#### [WORK TO BE COMPLETED]
From the entries below, report how many lines contain the string "Mise". Give only that number.

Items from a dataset
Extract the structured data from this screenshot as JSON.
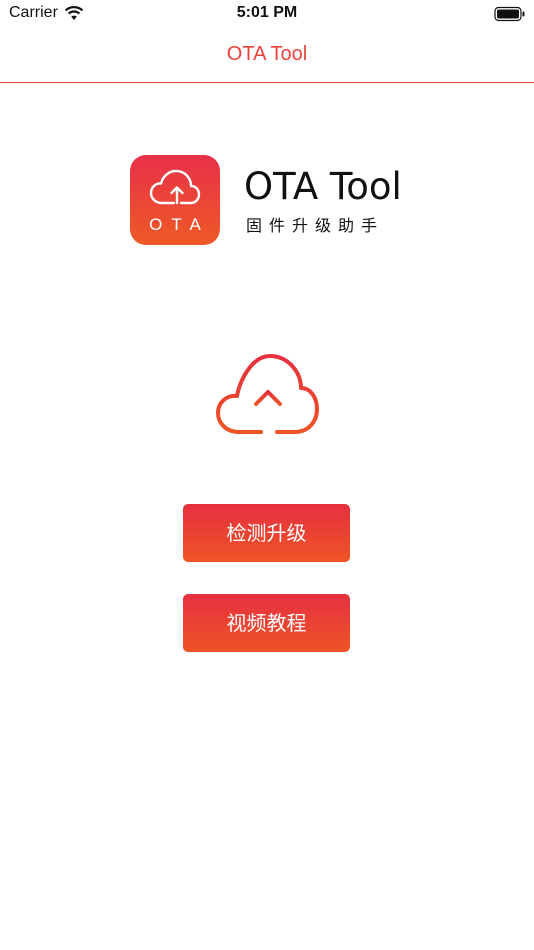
{
  "status_bar": {
    "carrier": "Carrier",
    "time": "5:01 PM",
    "wifi_icon": "wifi-icon",
    "battery_icon": "battery-icon"
  },
  "nav": {
    "title": "OTA Tool"
  },
  "logo": {
    "app_icon_label": "OTA",
    "brand_name": "OTA Tool",
    "subtitle": "固件升级助手",
    "icon": "cloud-upload-icon"
  },
  "main": {
    "illustration_icon": "cloud-upload-icon"
  },
  "actions": {
    "check_update_label": "检测升级",
    "video_tutorial_label": "视频教程"
  },
  "colors": {
    "accent": "#e8433a",
    "gradient_top": "#e63040",
    "gradient_bottom": "#ee5426"
  }
}
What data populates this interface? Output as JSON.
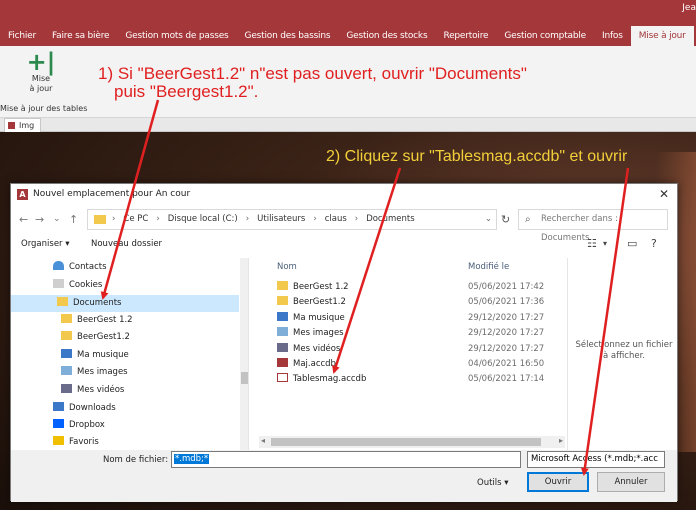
{
  "app": {
    "user": "Jea",
    "tabs": [
      {
        "label": "Fichier"
      },
      {
        "label": "Faire sa bière"
      },
      {
        "label": "Gestion mots de passes"
      },
      {
        "label": "Gestion des bassins"
      },
      {
        "label": "Gestion des stocks"
      },
      {
        "label": "Repertoire"
      },
      {
        "label": "Gestion comptable"
      },
      {
        "label": "Infos"
      },
      {
        "label": "Mise à jour"
      }
    ],
    "ribbon": {
      "button_label_1": "Mise",
      "button_label_2": "à jour",
      "group_label": "Mise à jour des tables"
    },
    "doc_tab": "Img"
  },
  "annotations": {
    "step1_line1": "1) Si \"BeerGest1.2\" n\"est pas ouvert, ouvrir \"Documents\"",
    "step1_line2": "puis \"Beergest1.2\".",
    "step2": "2) Cliquez sur \"Tablesmag.accdb\" et ouvrir"
  },
  "dialog": {
    "title": "Nouvel emplacement pour An cour",
    "close": "✕",
    "breadcrumb": [
      "Ce PC",
      "Disque local (C:)",
      "Utilisateurs",
      "claus",
      "Documents"
    ],
    "search_placeholder": "Rechercher dans : Documents",
    "toolbar": {
      "organize": "Organiser ▾",
      "new_folder": "Nouveau dossier"
    },
    "nav_items": [
      {
        "label": "Contacts",
        "icon": "contact"
      },
      {
        "label": "Cookies",
        "icon": "cookie"
      },
      {
        "label": "Documents",
        "icon": "folder"
      },
      {
        "label": "BeerGest 1.2",
        "icon": "folder"
      },
      {
        "label": "BeerGest1.2",
        "icon": "folder"
      },
      {
        "label": "Ma musique",
        "icon": "music"
      },
      {
        "label": "Mes images",
        "icon": "images"
      },
      {
        "label": "Mes vidéos",
        "icon": "videos"
      },
      {
        "label": "Downloads",
        "icon": "download"
      },
      {
        "label": "Dropbox",
        "icon": "dropbox"
      },
      {
        "label": "Favoris",
        "icon": "fav"
      }
    ],
    "columns": {
      "name": "Nom",
      "modified": "Modifié le"
    },
    "files": [
      {
        "name": "BeerGest 1.2",
        "date": "05/06/2021 17:42",
        "icon": "folder"
      },
      {
        "name": "BeerGest1.2",
        "date": "05/06/2021 17:36",
        "icon": "folder"
      },
      {
        "name": "Ma musique",
        "date": "29/12/2020 17:27",
        "icon": "music"
      },
      {
        "name": "Mes images",
        "date": "29/12/2020 17:27",
        "icon": "images"
      },
      {
        "name": "Mes vidéos",
        "date": "29/12/2020 17:27",
        "icon": "videos"
      },
      {
        "name": "Maj.accdb",
        "date": "04/06/2021 16:50",
        "icon": "accdb"
      },
      {
        "name": "Tablesmag.accdb",
        "date": "05/06/2021 17:14",
        "icon": "accdb2"
      }
    ],
    "preview_text": "Sélectionnez un fichier à afficher.",
    "filename_label": "Nom de fichier:",
    "filename_value": "*.mdb;*",
    "filetype_value": "Microsoft Access (*.mdb;*.acc",
    "tools": "Outils ▾",
    "open": "Ouvrir",
    "cancel": "Annuler"
  },
  "colors": {
    "accent": "#a4373a",
    "annotation_red": "#e02020",
    "annotation_yellow": "#f2cf3a",
    "selection": "#cce8ff"
  }
}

#### [REPLY TO THE TASK]
3